Invest in digital marketing and communication – after months of isolation even the most ardent technophobe will be a keen user of online services. Focus spend on targeted marketing campaigns and content for social media channels. Mobilise alumni as your digital champions and advocates and for Gen Z use micro-influencers to turn fans into ‘stans’ who share your values and content.
Build strong partnerships – from your local community to global institutions, use strategic partnerships to enhance reputation and brand. Future learning and future research are going to be more online and more transnational, get the partnerships in place now to deliver this.
Critical to success will be your people. Nurture them through the crisis and celebrate their successes. They need to understand the reasons for change and be strong advocates, and true believers in a shared mission. In the end a university needs good people committed to great teaching and research – so invest time and effort in bringing them with you on the journey.
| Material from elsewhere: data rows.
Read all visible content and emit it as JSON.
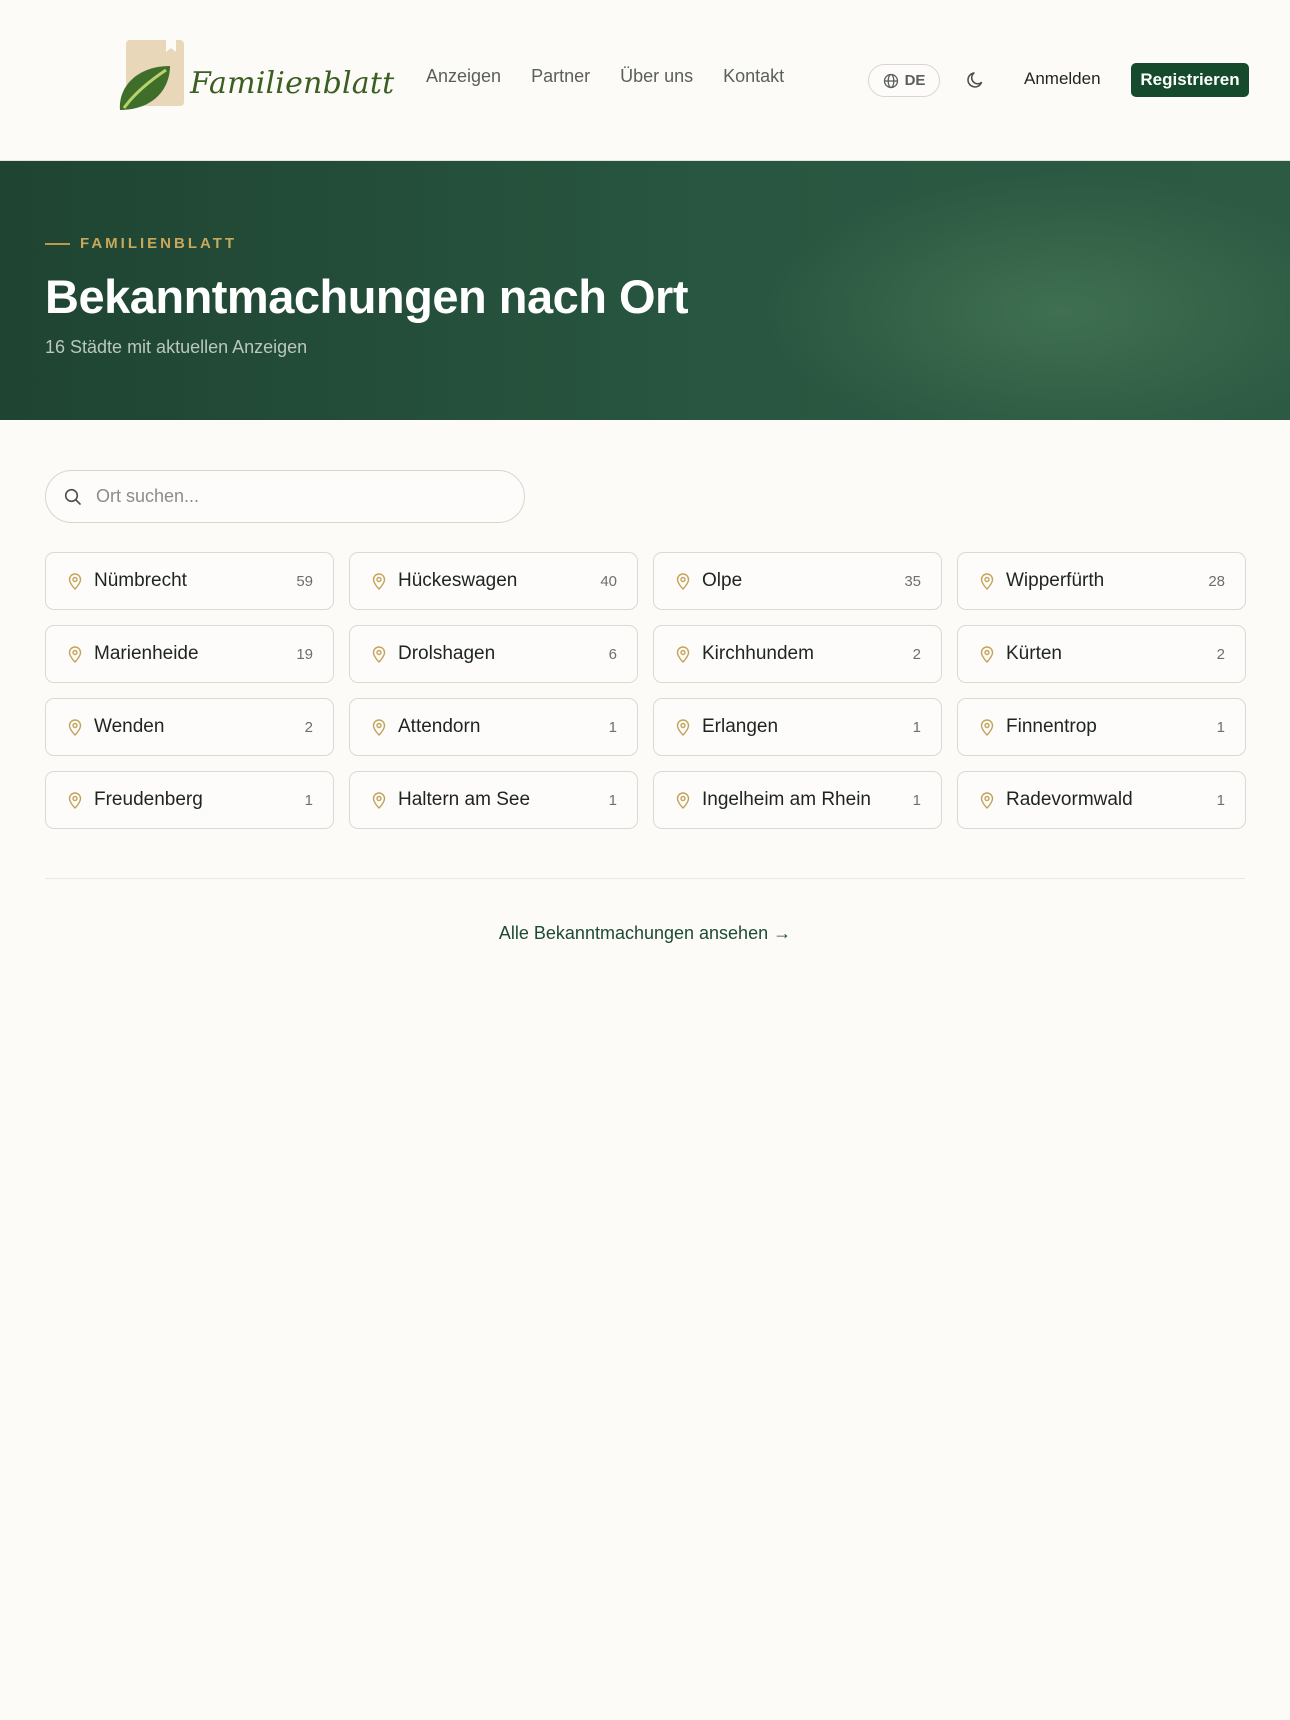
{
  "header": {
    "logo_text": "Familienblatt",
    "nav": [
      "Anzeigen",
      "Partner",
      "Über uns",
      "Kontakt"
    ],
    "language": "DE",
    "login_label": "Anmelden",
    "register_label": "Registrieren"
  },
  "hero": {
    "eyebrow": "FAMILIENBLATT",
    "title": "Bekanntmachungen nach Ort",
    "subtitle": "16 Städte mit aktuellen Anzeigen"
  },
  "search": {
    "placeholder": "Ort suchen..."
  },
  "cities": [
    {
      "name": "Nümbrecht",
      "count": "59"
    },
    {
      "name": "Hückeswagen",
      "count": "40"
    },
    {
      "name": "Olpe",
      "count": "35"
    },
    {
      "name": "Wipperfürth",
      "count": "28"
    },
    {
      "name": "Marienheide",
      "count": "19"
    },
    {
      "name": "Drolshagen",
      "count": "6"
    },
    {
      "name": "Kirchhundem",
      "count": "2"
    },
    {
      "name": "Kürten",
      "count": "2"
    },
    {
      "name": "Wenden",
      "count": "2"
    },
    {
      "name": "Attendorn",
      "count": "1"
    },
    {
      "name": "Erlangen",
      "count": "1"
    },
    {
      "name": "Finnentrop",
      "count": "1"
    },
    {
      "name": "Freudenberg",
      "count": "1"
    },
    {
      "name": "Haltern am See",
      "count": "1"
    },
    {
      "name": "Ingelheim am Rhein",
      "count": "1"
    },
    {
      "name": "Radevormwald",
      "count": "1"
    }
  ],
  "footer_link": "Alle Bekanntmachungen ansehen →",
  "colors": {
    "brand_green": "#164a2c",
    "hero_bg": "#285640",
    "accent_gold": "#c9a85a",
    "page_bg": "#fcfbf8"
  },
  "icons": [
    "globe-icon",
    "moon-icon",
    "search-icon",
    "map-pin-icon"
  ]
}
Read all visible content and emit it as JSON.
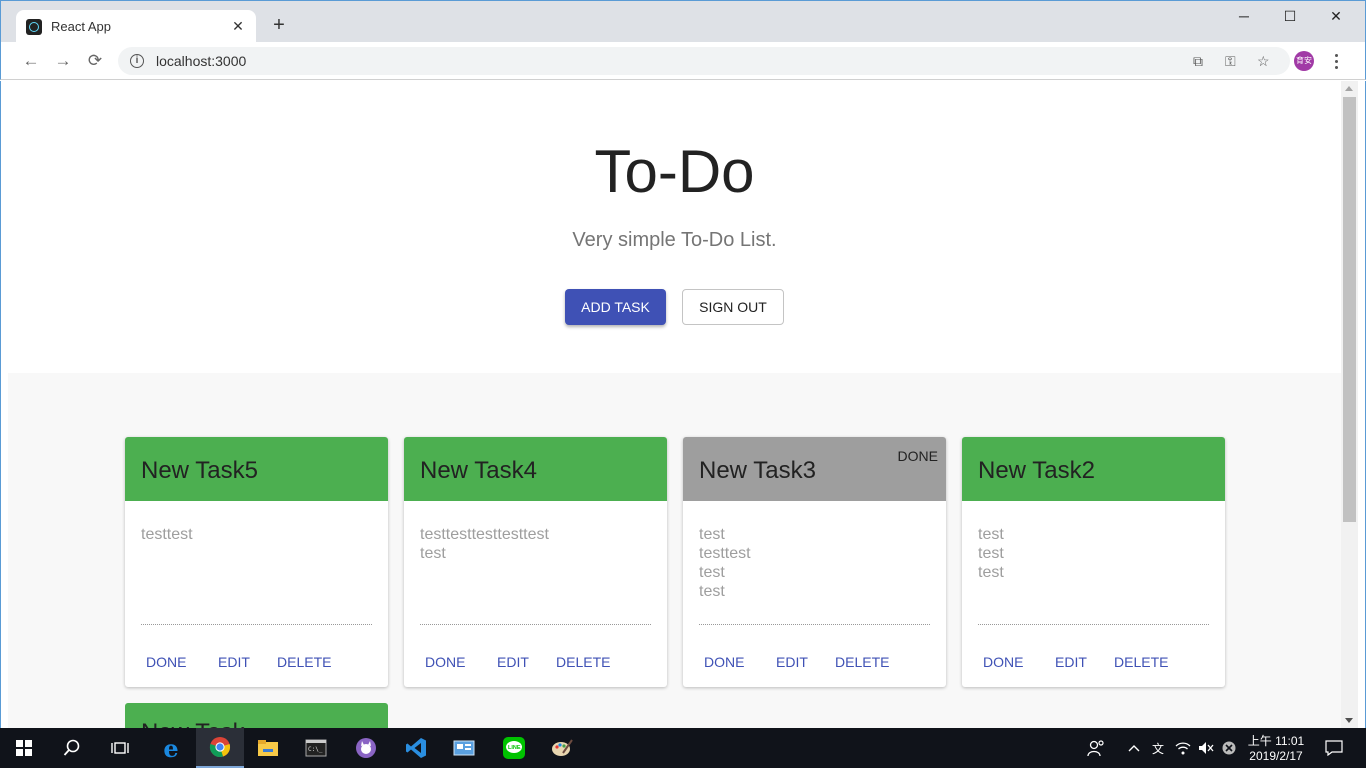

I don’t think anyone is expecting everything to go back to how it was before Covid-19. Marketers will be vital in helping institutions adapt to a massively changed world. Universities who can learn from the past but adapt quickly will survive and prosper, those who can’t or won’t change will need deep pockets to weather the coming storm or may well need a lifeboat as the ship goes down.
Take care and stay safe.
Martyn Spence MA (Marketing) FCIM Chartered Marketer